- DATA RECORDS:
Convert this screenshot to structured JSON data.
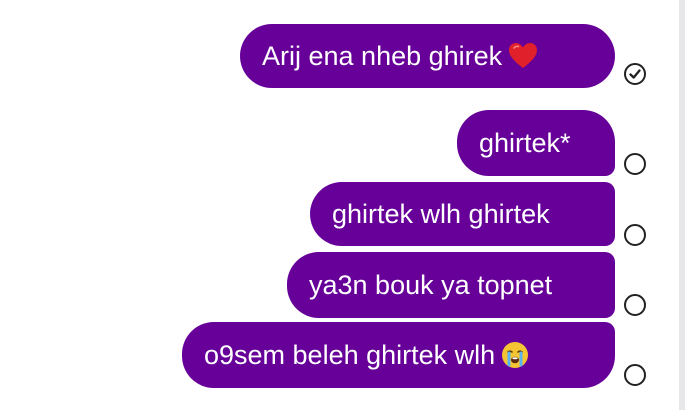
{
  "messages": [
    {
      "text": "Arij ena nheb ghirek",
      "emoji": "red-heart-icon",
      "status": "seen"
    },
    {
      "text": "ghirtek*",
      "emoji": null,
      "status": "sent"
    },
    {
      "text": "ghirtek wlh ghirtek",
      "emoji": null,
      "status": "sent"
    },
    {
      "text": "ya3n bouk ya topnet",
      "emoji": null,
      "status": "sent"
    },
    {
      "text": "o9sem beleh ghirtek wlh",
      "emoji": "crying-face-icon",
      "status": "sent"
    }
  ],
  "colors": {
    "bubble": "#660099",
    "bubble_text": "#ffffff",
    "status_ring": "#222222",
    "heart": "#e0202b",
    "emoji_face": "#f5c433"
  }
}
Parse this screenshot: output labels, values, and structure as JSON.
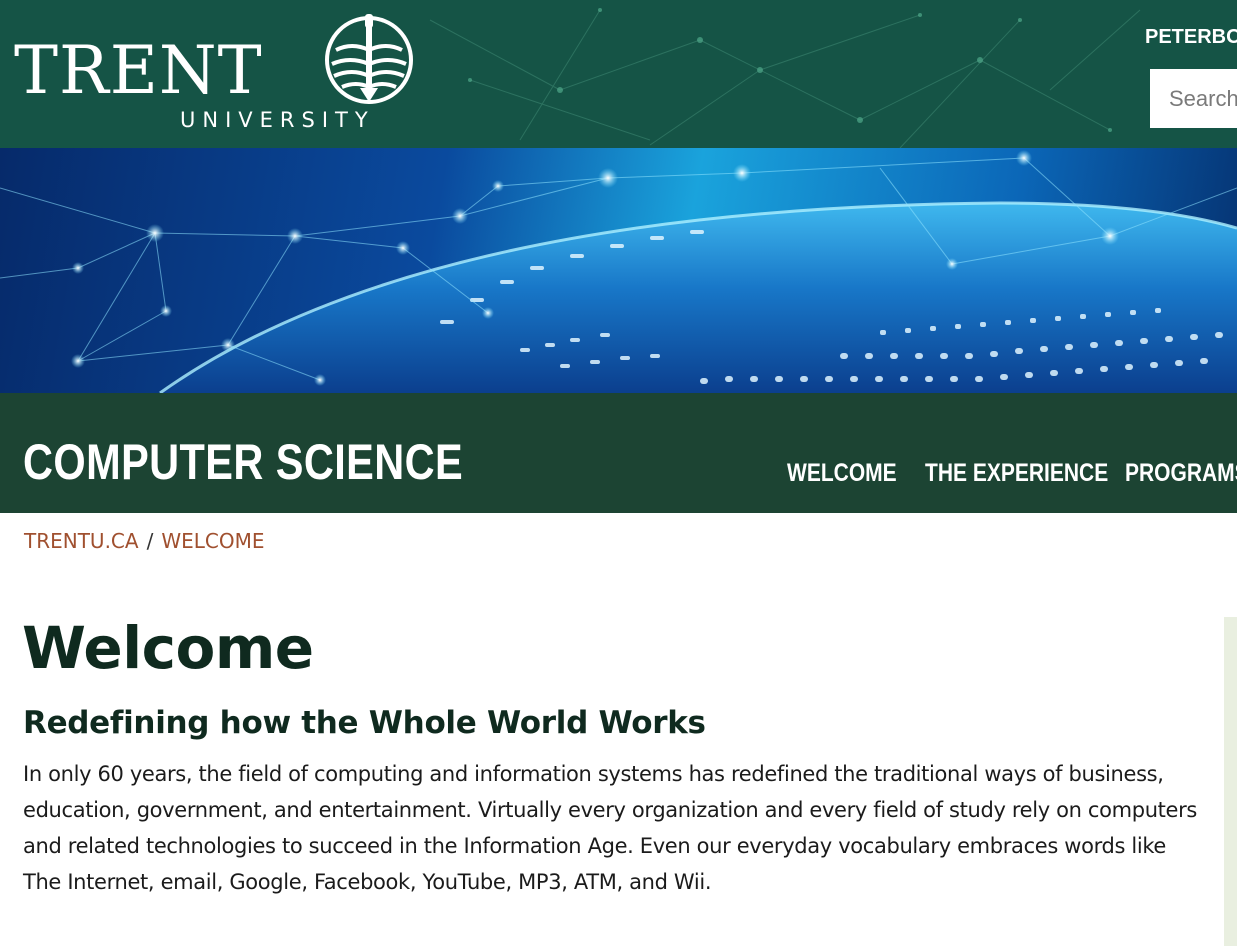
{
  "header": {
    "logo": {
      "wordmark": "TRENT",
      "subline": "UNIVERSITY"
    },
    "campus_link": "PETERBO",
    "search": {
      "placeholder": "Search",
      "value": ""
    }
  },
  "department": {
    "title": "COMPUTER SCIENCE",
    "nav": [
      {
        "label": "WELCOME"
      },
      {
        "label": "THE EXPERIENCE"
      },
      {
        "label": "PROGRAMS"
      }
    ]
  },
  "breadcrumb": [
    {
      "label": "TRENTU.CA"
    },
    {
      "label": "WELCOME"
    }
  ],
  "content": {
    "title": "Welcome",
    "subtitle": "Redefining how the Whole World Works",
    "intro": "In only 60 years, the field of computing and information systems has redefined the traditional ways of business, education, government, and entertainment.  Virtually every organization and every field of study rely on computers and related technologies to succeed in the Information Age.  Even our everyday vocabulary embraces words like The Internet, email, Google, Facebook, YouTube, MP3, ATM, and Wii."
  },
  "colors": {
    "header_green": "#155446",
    "dept_green": "#1c4433",
    "breadcrumb_link": "#a0502f",
    "heading_text": "#0f2a1f"
  }
}
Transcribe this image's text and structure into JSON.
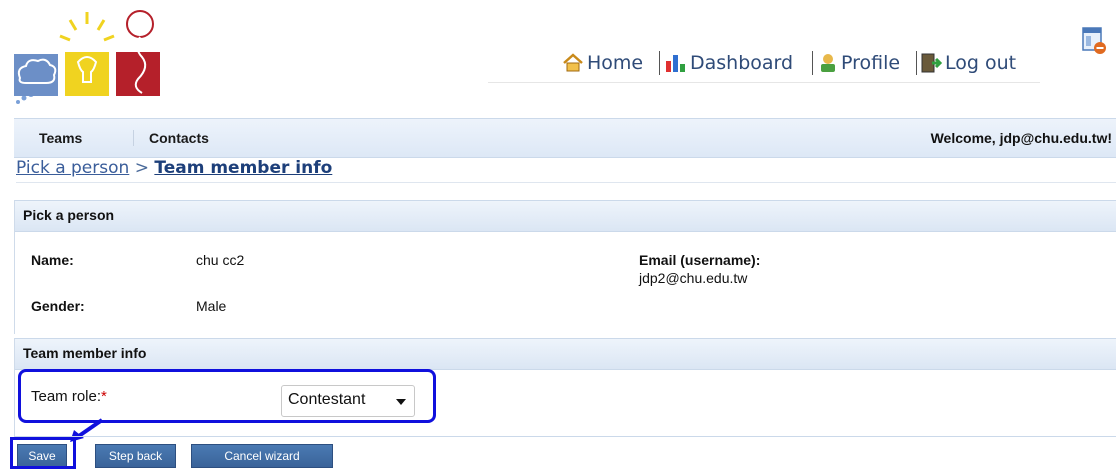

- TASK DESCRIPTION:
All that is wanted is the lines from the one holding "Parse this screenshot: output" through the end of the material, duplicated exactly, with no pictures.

- SOLUTION TO THIS EXERCISE:
Parse this screenshot: output labels, values, and structure as JSON.
{
  "header": {
    "logo": {
      "wordmark": "TRENT",
      "subline": "UNIVERSITY"
    },
    "campus_link": "PETERBO",
    "search": {
      "placeholder": "Search",
      "value": ""
    }
  },
  "department": {
    "title": "COMPUTER SCIENCE",
    "nav": [
      {
        "label": "WELCOME"
      },
      {
        "label": "THE EXPERIENCE"
      },
      {
        "label": "PROGRAMS"
      }
    ]
  },
  "breadcrumb": [
    {
      "label": "TRENTU.CA"
    },
    {
      "label": "WELCOME"
    }
  ],
  "content": {
    "title": "Welcome",
    "subtitle": "Redefining how the Whole World Works",
    "intro": "In only 60 years, the field of computing and information systems has redefined the traditional ways of business, education, government, and entertainment.  Virtually every organization and every field of study rely on computers and related technologies to succeed in the Information Age.  Even our everyday vocabulary embraces words like The Internet, email, Google, Facebook, YouTube, MP3, ATM, and Wii."
  },
  "colors": {
    "header_green": "#155446",
    "dept_green": "#1c4433",
    "breadcrumb_link": "#a0502f",
    "heading_text": "#0f2a1f"
  }
}
Transcribe this image's text and structure into JSON.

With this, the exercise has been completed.